As Peter Beinart, former New Republic editor, wrote last year, “For several decades, the Jewish establishment has asked American Jews to check their liberalism at Zionism’s door, and now…they are finding that many young Jews have checked their Zionism instead.”
Beinart’s warning was correct, and belated. The danger is that young Jews will not only check their Zionism at the door, but their connection to all things Jewish. The existence of a Jewish country is too large a part of the 21st-century Jewish reality to be excised from Jewish communal life in America. But when students find Jewish campus organizations devoting their energy to refuting any criticism of Israeli policy (including criticisms voiced daily here in Israel), many stay away from campus Jewish life entirely.
Nor will Israel disappear from congregational life. If you allow the Israel conversation at your congregation to be dominated by the advocates of siege Zionism, you risk letting your community be shaped by the fearful mentality of “the world is against us” rather than by a universalist commitment to tikkun olam...
Gorenberg's latest book is incisive on the issue of the Israeli crisis, the domination of the society by intolerant voices. The problem with his thinking, as I have said often, is that he is ethnocentric: he believes that Jews can come up with answers to the Israeli crisis of legitimacy inside the Jewish community. When the truth is that if a government is only representing the interests of half the people it governs, it must consult with the entire population if it is going to find a way forward.
This contradiction is evident in Gorenberg's Rx for us Jews in the Diaspora:
Israel presents the opportunity for Jews to have power over their lives as a collective—to express our values not just as individuals but as the majority in a sovereign state.

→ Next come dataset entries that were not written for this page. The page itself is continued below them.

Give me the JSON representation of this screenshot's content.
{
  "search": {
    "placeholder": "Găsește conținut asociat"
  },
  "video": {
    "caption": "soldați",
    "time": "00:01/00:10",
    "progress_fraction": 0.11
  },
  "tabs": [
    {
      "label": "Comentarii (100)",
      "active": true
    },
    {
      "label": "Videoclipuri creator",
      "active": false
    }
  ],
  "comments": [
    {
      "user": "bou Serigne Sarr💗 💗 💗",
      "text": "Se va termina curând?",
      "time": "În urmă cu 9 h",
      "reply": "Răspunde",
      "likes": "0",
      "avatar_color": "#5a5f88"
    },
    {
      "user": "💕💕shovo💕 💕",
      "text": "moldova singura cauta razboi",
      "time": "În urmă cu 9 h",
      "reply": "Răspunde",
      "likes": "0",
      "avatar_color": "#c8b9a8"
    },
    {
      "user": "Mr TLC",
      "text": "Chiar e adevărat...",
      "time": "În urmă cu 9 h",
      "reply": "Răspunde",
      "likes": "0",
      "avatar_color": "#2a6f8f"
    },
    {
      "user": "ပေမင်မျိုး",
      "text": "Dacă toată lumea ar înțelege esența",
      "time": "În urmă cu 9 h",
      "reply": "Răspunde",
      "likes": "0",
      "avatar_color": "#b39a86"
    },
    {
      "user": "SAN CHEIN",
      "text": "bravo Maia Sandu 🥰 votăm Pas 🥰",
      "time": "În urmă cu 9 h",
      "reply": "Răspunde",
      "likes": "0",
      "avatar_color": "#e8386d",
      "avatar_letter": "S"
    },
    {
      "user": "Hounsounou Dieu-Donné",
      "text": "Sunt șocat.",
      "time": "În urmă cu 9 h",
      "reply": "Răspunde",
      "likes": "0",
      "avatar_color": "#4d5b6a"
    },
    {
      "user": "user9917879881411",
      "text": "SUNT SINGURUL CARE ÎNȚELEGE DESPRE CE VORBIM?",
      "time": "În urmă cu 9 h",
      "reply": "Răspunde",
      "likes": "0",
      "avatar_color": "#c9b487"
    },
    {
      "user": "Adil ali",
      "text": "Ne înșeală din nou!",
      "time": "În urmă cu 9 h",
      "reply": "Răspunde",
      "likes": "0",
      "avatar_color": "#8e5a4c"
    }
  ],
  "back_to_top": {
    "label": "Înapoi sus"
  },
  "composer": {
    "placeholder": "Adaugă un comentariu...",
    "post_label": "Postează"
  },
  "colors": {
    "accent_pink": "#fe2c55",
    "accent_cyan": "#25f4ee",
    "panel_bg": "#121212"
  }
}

The critical contribution that diaspora Jews can make in engagement with Israel is to remind those of us here of the sharp experience of being the outsider, the stranger, so that we Israelis don’t forget where we came from.
But what if our contribution is true to our experience here-- Liberalism? Democracy that honors minority rights?
To understand Gorenberg's crisis, you should have a look at a second piece in Hadassah, this an interview with Danny Danon, a Likudnik who is the Deputy Speaker of the Knesset. Danon says that Israel will reject pressure to give up the West Bank, because no political majority exists to do such a thing. Under these intolerant political circumstances, liberal Jews must imagine other political coalitions than ones of only Jews hanging on to the idea of a majority state. They must be imagining ways of establishing equal representation.
Q. You have both criticized and supported Prime Minister Benjamin Netanyahu. How did you feel after his speech on Capitol Hill earlier this year?
A. I sincerely applauded the prime minister’s effective and eloquent defense of the Jewish people’s historic ties to the Land of Israel. His speech was inspiring and rousing. His single most compelling duty was to reject President Obama’s pressure. When he returned home to Jerusalem, he realized there was no majority in Israel, and certainly not in his own Likud Party, to cede large portions of Judea and Samaria to Arab control, nor to relinquish our permanent presence in the Jordan Valley. We were elected to safeguard our historic homeland, not to abandon it. I try with all my heart and soul to remind him of these commitments, even when others seek to cloud his view. I am hopeful the visions that nurtured both [of us] will prevail and his policies will remain faithful to these commitments. No matter what, I will be nearby to remind him.